In modern times, much has been interpreted from the play in terms of colonial and post-colonial reading. The play reflects the power of a master over its slave and as well as the power of men over women in a patriarchal society apart from other topical notions of power such as the king and his subjects.
The power which is most deciding in the play is the magical power of Prospero. Prospero controls the whole island and through his power, he can also intervene in the rhythm of Nature.
The brutal side of his power is exposed through his dealing with Caliban. His brutality towards him is justified by the fact that Caliban tried raping his daughter Miranda.
Nevertheless, his power must have blinded him from realizing certain limitations of Caliban and accepting him as a living individual. In his power, he denies Caliban any humanity rather reserves it under his fold and addresses him as an “Other.”
Prospero’s attempt to civilize him is actually a patronizing device of power exercise. He is almost disappointed with his attempt to humanize Caliban but it feels more like a disappointment of curiosity.
At the beginning of the play, it is not clear whether Prospero is good or bad but with the progress in the plot, one notices Prospero’s use of power for just reasons reveals his goodness by the end.
Caliban is a foil to Prospero’s power. Prospero’s power has no effect upon Caliban while at the same time, his power can control even the sleep of other characters.
The power which men exercise over women in such a society as shown in the play is clearly contemplated in the play. Miranda becomes a mere object of exchange for Prospero to achieve his political gain.
Even when Ferdinand describes his love in a mode of serving Miranda, it remains a tool of patriarchal power. Ferdinand says that “The very instant that I saw you did My heart fly to your service.”
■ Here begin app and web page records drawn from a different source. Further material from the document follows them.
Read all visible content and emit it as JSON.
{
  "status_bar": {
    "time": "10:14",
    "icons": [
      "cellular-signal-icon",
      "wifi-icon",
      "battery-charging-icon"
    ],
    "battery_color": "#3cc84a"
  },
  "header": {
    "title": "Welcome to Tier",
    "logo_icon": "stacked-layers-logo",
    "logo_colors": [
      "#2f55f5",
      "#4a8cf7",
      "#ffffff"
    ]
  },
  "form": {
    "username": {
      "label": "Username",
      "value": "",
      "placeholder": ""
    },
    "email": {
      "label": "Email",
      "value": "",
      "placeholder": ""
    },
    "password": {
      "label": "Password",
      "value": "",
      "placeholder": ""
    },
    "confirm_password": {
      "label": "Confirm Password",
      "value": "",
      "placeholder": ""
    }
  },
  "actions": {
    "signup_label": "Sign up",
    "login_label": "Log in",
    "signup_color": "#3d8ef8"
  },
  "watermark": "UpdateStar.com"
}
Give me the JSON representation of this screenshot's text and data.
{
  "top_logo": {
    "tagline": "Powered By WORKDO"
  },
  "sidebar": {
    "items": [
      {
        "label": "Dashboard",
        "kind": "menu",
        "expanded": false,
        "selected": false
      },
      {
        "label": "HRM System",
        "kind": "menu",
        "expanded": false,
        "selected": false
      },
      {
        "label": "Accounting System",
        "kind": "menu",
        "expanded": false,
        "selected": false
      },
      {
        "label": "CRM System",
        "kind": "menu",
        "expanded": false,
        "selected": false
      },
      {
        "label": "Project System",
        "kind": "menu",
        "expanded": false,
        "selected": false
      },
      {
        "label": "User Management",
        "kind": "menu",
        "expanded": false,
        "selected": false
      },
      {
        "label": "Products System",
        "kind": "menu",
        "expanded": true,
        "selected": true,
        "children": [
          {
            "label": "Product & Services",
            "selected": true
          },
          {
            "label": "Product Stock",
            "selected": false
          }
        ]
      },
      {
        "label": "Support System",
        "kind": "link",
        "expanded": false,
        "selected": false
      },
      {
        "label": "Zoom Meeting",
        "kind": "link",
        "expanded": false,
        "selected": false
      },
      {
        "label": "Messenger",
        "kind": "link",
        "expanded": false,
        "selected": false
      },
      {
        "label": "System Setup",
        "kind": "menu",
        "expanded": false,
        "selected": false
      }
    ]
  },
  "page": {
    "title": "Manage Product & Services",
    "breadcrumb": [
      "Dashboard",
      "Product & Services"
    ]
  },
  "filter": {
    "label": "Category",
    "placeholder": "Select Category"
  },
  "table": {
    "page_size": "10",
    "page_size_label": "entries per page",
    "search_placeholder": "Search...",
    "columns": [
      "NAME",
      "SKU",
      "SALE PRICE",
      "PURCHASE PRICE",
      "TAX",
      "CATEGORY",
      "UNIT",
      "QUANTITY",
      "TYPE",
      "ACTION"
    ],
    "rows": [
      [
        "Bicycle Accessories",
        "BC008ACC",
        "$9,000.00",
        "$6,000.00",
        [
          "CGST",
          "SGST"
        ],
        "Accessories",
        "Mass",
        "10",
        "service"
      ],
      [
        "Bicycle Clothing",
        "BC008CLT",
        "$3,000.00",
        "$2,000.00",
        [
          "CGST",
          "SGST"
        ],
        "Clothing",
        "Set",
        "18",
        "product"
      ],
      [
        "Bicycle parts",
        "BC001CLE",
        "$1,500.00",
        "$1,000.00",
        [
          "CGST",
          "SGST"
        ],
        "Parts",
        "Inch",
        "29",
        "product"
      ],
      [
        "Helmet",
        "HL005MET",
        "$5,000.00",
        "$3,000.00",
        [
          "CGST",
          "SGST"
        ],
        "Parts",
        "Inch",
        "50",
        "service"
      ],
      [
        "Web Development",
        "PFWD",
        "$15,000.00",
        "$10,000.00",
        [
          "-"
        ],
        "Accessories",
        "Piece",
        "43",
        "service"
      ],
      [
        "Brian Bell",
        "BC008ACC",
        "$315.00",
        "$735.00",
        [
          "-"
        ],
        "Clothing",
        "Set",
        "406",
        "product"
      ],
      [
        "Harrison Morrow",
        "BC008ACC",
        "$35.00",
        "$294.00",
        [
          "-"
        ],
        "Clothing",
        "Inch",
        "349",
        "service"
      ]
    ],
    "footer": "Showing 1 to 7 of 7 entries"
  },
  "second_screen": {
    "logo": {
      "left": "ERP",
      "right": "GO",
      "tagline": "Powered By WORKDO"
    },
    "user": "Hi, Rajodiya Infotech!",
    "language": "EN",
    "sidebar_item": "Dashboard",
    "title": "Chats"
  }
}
Miranda’s femininity has been subdued under her father and later by Ferdinand. But towards the end of the play, Prospero decides to abandon his “rough magic.”
He understands the value of mortal limitations and retires from the limitless adventure of power and that’s what perhaps let him go back to the position of his past. Power in its various forms remains one of the prime thematic concerns of the play.